* What the task asks: Each entry has to be set down again with no alteration.

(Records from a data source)

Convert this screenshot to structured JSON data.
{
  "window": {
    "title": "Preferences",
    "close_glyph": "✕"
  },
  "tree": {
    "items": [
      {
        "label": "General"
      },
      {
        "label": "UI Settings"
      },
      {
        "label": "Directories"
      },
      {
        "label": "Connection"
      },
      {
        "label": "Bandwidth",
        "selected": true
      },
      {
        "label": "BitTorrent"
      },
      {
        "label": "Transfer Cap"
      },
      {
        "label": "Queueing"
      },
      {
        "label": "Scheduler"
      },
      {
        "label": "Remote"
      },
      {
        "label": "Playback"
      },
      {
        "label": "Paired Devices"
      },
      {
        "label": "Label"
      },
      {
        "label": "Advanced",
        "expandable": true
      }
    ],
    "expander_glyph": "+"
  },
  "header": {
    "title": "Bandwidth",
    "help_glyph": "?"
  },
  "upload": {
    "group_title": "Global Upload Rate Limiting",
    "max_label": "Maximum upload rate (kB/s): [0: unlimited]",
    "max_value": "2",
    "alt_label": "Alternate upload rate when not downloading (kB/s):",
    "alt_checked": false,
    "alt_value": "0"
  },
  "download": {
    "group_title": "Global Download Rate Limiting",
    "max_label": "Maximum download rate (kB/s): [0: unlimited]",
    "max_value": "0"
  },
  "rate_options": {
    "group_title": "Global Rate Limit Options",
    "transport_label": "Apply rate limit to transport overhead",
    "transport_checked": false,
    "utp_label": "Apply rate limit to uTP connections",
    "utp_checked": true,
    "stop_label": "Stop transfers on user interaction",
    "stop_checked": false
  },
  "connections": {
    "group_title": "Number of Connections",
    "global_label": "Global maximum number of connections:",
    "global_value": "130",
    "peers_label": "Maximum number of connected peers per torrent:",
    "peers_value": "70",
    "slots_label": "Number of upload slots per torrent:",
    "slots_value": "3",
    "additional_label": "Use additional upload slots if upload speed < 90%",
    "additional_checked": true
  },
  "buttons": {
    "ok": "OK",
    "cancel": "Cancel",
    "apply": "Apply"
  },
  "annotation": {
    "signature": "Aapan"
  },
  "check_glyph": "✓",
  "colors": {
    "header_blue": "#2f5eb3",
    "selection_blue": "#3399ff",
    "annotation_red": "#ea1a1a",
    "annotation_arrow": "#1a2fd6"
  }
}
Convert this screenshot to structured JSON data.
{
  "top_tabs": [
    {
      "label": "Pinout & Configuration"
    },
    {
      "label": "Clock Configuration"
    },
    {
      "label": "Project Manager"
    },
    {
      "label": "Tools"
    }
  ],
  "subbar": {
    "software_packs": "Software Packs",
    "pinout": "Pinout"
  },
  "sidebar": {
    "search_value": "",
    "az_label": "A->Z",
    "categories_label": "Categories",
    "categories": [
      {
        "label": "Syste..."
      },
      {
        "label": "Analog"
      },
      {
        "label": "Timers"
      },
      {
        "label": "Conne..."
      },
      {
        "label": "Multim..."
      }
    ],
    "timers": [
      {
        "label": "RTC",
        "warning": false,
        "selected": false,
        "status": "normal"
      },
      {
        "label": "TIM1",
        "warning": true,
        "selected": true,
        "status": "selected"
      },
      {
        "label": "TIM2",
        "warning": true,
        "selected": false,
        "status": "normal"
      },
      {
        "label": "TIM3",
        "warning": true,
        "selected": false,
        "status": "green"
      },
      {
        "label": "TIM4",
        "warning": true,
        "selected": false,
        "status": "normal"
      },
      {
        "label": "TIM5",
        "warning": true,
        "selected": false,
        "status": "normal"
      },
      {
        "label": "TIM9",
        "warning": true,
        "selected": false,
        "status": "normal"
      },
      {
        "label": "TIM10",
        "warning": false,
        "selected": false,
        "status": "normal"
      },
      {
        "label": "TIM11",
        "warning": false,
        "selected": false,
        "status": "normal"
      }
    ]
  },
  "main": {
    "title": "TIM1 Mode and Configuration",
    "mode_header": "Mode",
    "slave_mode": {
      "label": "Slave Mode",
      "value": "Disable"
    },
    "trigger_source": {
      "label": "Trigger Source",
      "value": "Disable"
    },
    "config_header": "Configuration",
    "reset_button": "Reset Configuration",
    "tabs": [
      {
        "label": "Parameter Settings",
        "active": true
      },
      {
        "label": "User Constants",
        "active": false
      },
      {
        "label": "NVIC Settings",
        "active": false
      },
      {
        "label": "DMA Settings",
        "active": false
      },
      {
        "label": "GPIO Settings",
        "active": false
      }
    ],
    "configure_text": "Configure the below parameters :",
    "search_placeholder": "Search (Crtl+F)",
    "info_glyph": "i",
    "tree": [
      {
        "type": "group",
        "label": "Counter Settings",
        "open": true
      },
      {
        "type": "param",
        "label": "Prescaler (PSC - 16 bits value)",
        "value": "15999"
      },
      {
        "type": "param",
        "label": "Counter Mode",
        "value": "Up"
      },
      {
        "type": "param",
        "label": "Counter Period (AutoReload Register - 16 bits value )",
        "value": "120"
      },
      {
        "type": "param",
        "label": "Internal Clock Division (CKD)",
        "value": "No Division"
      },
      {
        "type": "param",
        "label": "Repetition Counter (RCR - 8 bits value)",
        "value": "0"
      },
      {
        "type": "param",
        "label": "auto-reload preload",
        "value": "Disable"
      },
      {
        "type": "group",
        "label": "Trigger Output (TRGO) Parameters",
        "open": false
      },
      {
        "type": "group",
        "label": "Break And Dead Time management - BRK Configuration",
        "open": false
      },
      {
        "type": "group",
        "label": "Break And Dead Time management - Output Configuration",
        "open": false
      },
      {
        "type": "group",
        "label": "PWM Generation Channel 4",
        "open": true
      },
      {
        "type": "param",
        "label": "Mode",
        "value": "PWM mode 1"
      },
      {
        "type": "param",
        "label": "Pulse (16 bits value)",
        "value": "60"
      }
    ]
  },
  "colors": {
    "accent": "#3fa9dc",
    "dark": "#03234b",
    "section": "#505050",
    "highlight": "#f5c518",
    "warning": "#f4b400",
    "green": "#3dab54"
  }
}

* Result of the exercise:
Convert this screenshot to structured JSON data.
{
  "window": {
    "title": "Preferences",
    "close_glyph": "✕"
  },
  "tree": {
    "items": [
      {
        "label": "General"
      },
      {
        "label": "UI Settings"
      },
      {
        "label": "Directories"
      },
      {
        "label": "Connection"
      },
      {
        "label": "Bandwidth",
        "selected": true
      },
      {
        "label": "BitTorrent"
      },
      {
        "label": "Transfer Cap"
      },
      {
        "label": "Queueing"
      },
      {
        "label": "Scheduler"
      },
      {
        "label": "Remote"
      },
      {
        "label": "Playback"
      },
      {
        "label": "Paired Devices"
      },
      {
        "label": "Label"
      },
      {
        "label": "Advanced",
        "expandable": true
      }
    ],
    "expander_glyph": "+"
  },
  "header": {
    "title": "Bandwidth",
    "help_glyph": "?"
  },
  "upload": {
    "group_title": "Global Upload Rate Limiting",
    "max_label": "Maximum upload rate (kB/s): [0: unlimited]",
    "max_value": "2",
    "alt_label": "Alternate upload rate when not downloading (kB/s):",
    "alt_checked": false,
    "alt_value": "0"
  },
  "download": {
    "group_title": "Global Download Rate Limiting",
    "max_label": "Maximum download rate (kB/s): [0: unlimited]",
    "max_value": "0"
  },
  "rate_options": {
    "group_title": "Global Rate Limit Options",
    "transport_label": "Apply rate limit to transport overhead",
    "transport_checked": false,
    "utp_label": "Apply rate limit to uTP connections",
    "utp_checked": true,
    "stop_label": "Stop transfers on user interaction",
    "stop_checked": false
  },
  "connections": {
    "group_title": "Number of Connections",
    "global_label": "Global maximum number of connections:",
    "global_value": "130",
    "peers_label": "Maximum number of connected peers per torrent:",
    "peers_value": "70",
    "slots_label": "Number of upload slots per torrent:",
    "slots_value": "3",
    "additional_label": "Use additional upload slots if upload speed < 90%",
    "additional_checked": true
  },
  "buttons": {
    "ok": "OK",
    "cancel": "Cancel",
    "apply": "Apply"
  },
  "annotation": {
    "signature": "Aapan"
  },
  "check_glyph": "✓",
  "colors": {
    "header_blue": "#2f5eb3",
    "selection_blue": "#3399ff",
    "annotation_red": "#ea1a1a",
    "annotation_arrow": "#1a2fd6"
  }
}
Convert this screenshot to structured JSON data.
{
  "top_tabs": [
    {
      "label": "Pinout & Configuration"
    },
    {
      "label": "Clock Configuration"
    },
    {
      "label": "Project Manager"
    },
    {
      "label": "Tools"
    }
  ],
  "subbar": {
    "software_packs": "Software Packs",
    "pinout": "Pinout"
  },
  "sidebar": {
    "search_value": "",
    "az_label": "A->Z",
    "categories_label": "Categories",
    "categories": [
      {
        "label": "Syste..."
      },
      {
        "label": "Analog"
      },
      {
        "label": "Timers"
      },
      {
        "label": "Conne..."
      },
      {
        "label": "Multim..."
      }
    ],
    "timers": [
      {
        "label": "RTC",
        "warning": false,
        "selected": false,
        "status": "normal"
      },
      {
        "label": "TIM1",
        "warning": true,
        "selected": true,
        "status": "selected"
      },
      {
        "label": "TIM2",
        "warning": true,
        "selected": false,
        "status": "normal"
      },
      {
        "label": "TIM3",
        "warning": true,
        "selected": false,
        "status": "green"
      },
      {
        "label": "TIM4",
        "warning": true,
        "selected": false,
        "status": "normal"
      },
      {
        "label": "TIM5",
        "warning": true,
        "selected": false,
        "status": "normal"
      },
      {
        "label": "TIM9",
        "warning": true,
        "selected": false,
        "status": "normal"
      },
      {
        "label": "TIM10",
        "warning": false,
        "selected": false,
        "status": "normal"
      },
      {
        "label": "TIM11",
        "warning": false,
        "selected": false,
        "status": "normal"
      }
    ]
  },
  "main": {
    "title": "TIM1 Mode and Configuration",
    "mode_header": "Mode",
    "slave_mode": {
      "label": "Slave Mode",
      "value": "Disable"
    },
    "trigger_source": {
      "label": "Trigger Source",
      "value": "Disable"
    },
    "config_header": "Configuration",
    "reset_button": "Reset Configuration",
    "tabs": [
      {
        "label": "Parameter Settings",
        "active": true
      },
      {
        "label": "User Constants",
        "active": false
      },
      {
        "label": "NVIC Settings",
        "active": false
      },
      {
        "label": "DMA Settings",
        "active": false
      },
      {
        "label": "GPIO Settings",
        "active": false
      }
    ],
    "configure_text": "Configure the below parameters :",
    "search_placeholder": "Search (Crtl+F)",
    "info_glyph": "i",
    "tree": [
      {
        "type": "group",
        "label": "Counter Settings",
        "open": true
      },
      {
        "type": "param",
        "label": "Prescaler (PSC - 16 bits value)",
        "value": "15999"
      },
      {
        "type": "param",
        "label": "Counter Mode",
        "value": "Up"
      },
      {
        "type": "param",
        "label": "Counter Period (AutoReload Register - 16 bits value )",
        "value": "120"
      },
      {
        "type": "param",
        "label": "Internal Clock Division (CKD)",
        "value": "No Division"
      },
      {
        "type": "param",
        "label": "Repetition Counter (RCR - 8 bits value)",
        "value": "0"
      },
      {
        "type": "param",
        "label": "auto-reload preload",
        "value": "Disable"
      },
      {
        "type": "group",
        "label": "Trigger Output (TRGO) Parameters",
        "open": false
      },
      {
        "type": "group",
        "label": "Break And Dead Time management - BRK Configuration",
        "open": false
      },
      {
        "type": "group",
        "label": "Break And Dead Time management - Output Configuration",
        "open": false
      },
      {
        "type": "group",
        "label": "PWM Generation Channel 4",
        "open": true
      },
      {
        "type": "param",
        "label": "Mode",
        "value": "PWM mode 1"
      },
      {
        "type": "param",
        "label": "Pulse (16 bits value)",
        "value": "60"
      }
    ]
  },
  "colors": {
    "accent": "#3fa9dc",
    "dark": "#03234b",
    "section": "#505050",
    "highlight": "#f5c518",
    "warning": "#f4b400",
    "green": "#3dab54"
  }
}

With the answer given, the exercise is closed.